4th April 2019
In the recent case of Hancock and another v Scott and others , the Upper Tribunal considered whether the changes in a neighbourhood rendered a restrictive covenant obsolete.
The Upper Tribunal (Lands Chamber) (UT) considered whether a restrictive covenant could be modified or discharged under section 84 of the Law of Property Act 1925 (LPA 1925) so as to allow construction of two houses on burdened land.
The applicants applied for the modification of a restrictive covenant contained within a deed from 1947 which limited, to two, the number of houses which could be built on the applicants’ land known as Brindles. The covenant also burdened a retirement village comprising nine dwellings known as The Conifers. The benefit of the covenant attached to Lyefield Court, a retirement complex with 31 residential houses, to the east of Brindles. Access to both Brindles and The Conifers was over a roadway serving Lyefield Court. If the application was granted, it would allow for the proposed construction of two further private houses at Brindles.
The applicants argued that the restriction should be deemed to be obsolete due to significant changes to the character of the area since 1947. The applicants relied on section 84 (1) of the LPA 1925, pursuant to which the UT may wholly or partially discharge or modify a restriction on being satisfied that:
The UT must also be satisfied that the person who is entitled to the benefit of the restriction does not have any practical benefits of substantial value or advantage and that discharge or modification of the covenant is not contrary to public interest (s. 84 (1A)). Money would also need to be adequate compensation for the loss/disadvantage (if any) suffered by any person as a result of the modification or discharge of the restriction.
It should also be noted that the UT has the power to add further provisions if they are reasonable in light of a relaxation of an existing covenant, and may refuse to modify without some addition.
In this case, the respondents objected, arguing that the development would result in increased traffic volume, damage and potholes to the access roadway and potential loss of the current peaceful environment.
The application was granted.

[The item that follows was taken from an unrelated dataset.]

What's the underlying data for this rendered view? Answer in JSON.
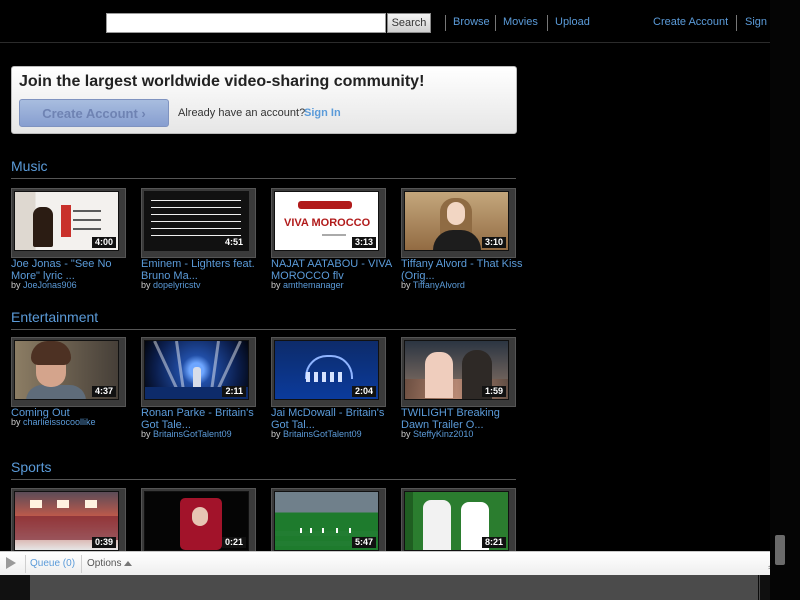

The UT decided that the only purpose of the covenant was to limit construction of the number of buildings on the land. Since 1947, when the restriction was imposed, 48 dwellings had been constructed in the area and as a result of the significant development in the vicinity the original purpose of the covenant could no longer be fulfilled. The UT therefore ruled that ground (a) was satisfied and the restriction was deemed to be obsolete.
Secondly, the UT was satisfied that the development of only two properties would have virtually no impact upon the neighbouring residents, particularly considering that the area was already relatively highly populated. The UT concluded that the application did not secure substantial practical benefits and the modification would not be against public interest. Therefore, ground (aa) was also satisfied.
Although the UT did note that disruption/loss may be caused by the building works, the deed imposing the covenant anticipated some residential development. Consequently, the UT ruled that there would be no compensation payable to the objectors.
Ground (c) was satisfied in light of the UT’s other findings and no further comment was made by the UT on this ground.
This case is a good example of where changes or other material circumstances lead to the original purpose of the covenant no longer being fulfilled, such that a covenant may be rendered obsolete.
It is also worth noting that the burden of proof rests on the applicant to establish the object of a covenant and to demonstrate that it is no longer capable of attainment .
  UKUT 16 (LC)
 Re Hextall’s Application (1998) 79 P & CR 382